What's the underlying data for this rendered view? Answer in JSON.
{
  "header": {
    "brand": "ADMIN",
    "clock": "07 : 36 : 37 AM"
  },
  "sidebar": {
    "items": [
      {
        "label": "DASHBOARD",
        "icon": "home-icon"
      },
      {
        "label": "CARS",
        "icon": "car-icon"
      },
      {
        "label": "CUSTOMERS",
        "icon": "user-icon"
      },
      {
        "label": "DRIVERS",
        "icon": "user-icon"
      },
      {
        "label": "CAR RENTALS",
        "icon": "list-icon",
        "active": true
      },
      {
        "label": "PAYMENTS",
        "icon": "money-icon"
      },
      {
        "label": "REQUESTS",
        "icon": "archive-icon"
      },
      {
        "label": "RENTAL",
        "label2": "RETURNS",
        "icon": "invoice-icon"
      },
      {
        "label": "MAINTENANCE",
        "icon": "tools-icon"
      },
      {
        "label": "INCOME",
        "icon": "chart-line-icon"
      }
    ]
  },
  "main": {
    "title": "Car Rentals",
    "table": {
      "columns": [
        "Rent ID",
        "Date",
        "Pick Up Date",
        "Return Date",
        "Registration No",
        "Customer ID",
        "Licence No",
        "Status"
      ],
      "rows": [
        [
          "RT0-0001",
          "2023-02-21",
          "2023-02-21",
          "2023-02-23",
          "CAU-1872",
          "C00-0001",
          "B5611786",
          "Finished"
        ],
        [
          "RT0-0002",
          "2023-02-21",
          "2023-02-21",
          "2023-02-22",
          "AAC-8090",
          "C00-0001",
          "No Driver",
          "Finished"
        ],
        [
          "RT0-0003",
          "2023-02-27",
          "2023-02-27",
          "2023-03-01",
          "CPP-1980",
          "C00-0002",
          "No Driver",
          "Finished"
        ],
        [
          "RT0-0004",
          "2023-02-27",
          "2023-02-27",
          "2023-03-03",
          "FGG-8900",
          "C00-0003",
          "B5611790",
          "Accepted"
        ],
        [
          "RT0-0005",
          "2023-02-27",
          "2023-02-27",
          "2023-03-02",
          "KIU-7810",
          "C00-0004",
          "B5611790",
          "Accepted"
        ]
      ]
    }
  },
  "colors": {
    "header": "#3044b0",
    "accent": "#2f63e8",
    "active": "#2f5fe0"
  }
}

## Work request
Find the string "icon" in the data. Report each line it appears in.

## Task result
        "icon": "home-icon"
        "icon": "car-icon"
        "icon": "user-icon"
        "icon": "user-icon"
        "icon": "list-icon",
        "icon": "money-icon"
        "icon": "archive-icon"
        "icon": "invoice-icon"
        "icon": "tools-icon"
        "icon": "chart-line-icon"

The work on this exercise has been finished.